## Input data:
┏━━

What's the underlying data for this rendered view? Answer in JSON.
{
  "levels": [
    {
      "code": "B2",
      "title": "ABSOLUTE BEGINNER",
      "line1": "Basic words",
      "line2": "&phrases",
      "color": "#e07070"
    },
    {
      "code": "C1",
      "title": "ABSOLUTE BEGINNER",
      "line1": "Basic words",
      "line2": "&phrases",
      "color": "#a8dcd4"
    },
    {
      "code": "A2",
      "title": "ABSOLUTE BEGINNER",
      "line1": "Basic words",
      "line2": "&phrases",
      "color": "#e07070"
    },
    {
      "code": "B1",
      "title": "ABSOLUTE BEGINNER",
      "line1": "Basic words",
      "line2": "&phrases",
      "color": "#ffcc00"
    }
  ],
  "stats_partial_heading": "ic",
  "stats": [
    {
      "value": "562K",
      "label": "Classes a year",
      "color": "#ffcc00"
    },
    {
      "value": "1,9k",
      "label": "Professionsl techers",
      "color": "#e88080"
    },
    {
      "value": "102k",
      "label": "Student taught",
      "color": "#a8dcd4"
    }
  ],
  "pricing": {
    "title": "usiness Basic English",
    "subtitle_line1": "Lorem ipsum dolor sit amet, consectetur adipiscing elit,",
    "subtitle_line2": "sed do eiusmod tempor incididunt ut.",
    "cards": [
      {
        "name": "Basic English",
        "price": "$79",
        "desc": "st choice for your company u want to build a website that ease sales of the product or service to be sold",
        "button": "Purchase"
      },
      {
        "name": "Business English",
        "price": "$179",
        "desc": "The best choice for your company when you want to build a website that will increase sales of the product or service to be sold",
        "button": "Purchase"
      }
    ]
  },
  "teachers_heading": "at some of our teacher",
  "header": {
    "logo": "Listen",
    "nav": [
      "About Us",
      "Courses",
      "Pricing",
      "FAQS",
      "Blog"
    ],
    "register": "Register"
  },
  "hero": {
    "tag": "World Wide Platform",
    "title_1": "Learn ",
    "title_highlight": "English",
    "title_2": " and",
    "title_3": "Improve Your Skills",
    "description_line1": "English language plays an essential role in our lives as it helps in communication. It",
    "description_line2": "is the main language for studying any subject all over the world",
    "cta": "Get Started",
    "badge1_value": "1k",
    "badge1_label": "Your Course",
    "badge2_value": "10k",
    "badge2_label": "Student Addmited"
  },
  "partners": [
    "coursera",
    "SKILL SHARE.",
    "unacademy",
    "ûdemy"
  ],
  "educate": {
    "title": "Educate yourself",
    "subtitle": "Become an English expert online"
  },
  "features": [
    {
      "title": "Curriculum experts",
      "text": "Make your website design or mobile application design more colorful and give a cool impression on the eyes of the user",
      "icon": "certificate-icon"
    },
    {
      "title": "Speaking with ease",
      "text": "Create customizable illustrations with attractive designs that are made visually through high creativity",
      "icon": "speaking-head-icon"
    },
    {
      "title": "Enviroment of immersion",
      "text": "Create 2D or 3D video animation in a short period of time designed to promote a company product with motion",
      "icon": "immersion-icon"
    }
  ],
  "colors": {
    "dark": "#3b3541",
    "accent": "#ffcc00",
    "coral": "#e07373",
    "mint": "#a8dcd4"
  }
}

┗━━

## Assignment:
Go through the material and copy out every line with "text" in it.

## Solution to this problem:
      "text": "Make your website design or mobile application design more colorful and give a cool impression on the eyes of the user",
      "text": "Create customizable illustrations with attractive designs that are made visually through high creativity",
      "text": "Create 2D or 3D video animation in a short period of time designed to promote a company product with motion",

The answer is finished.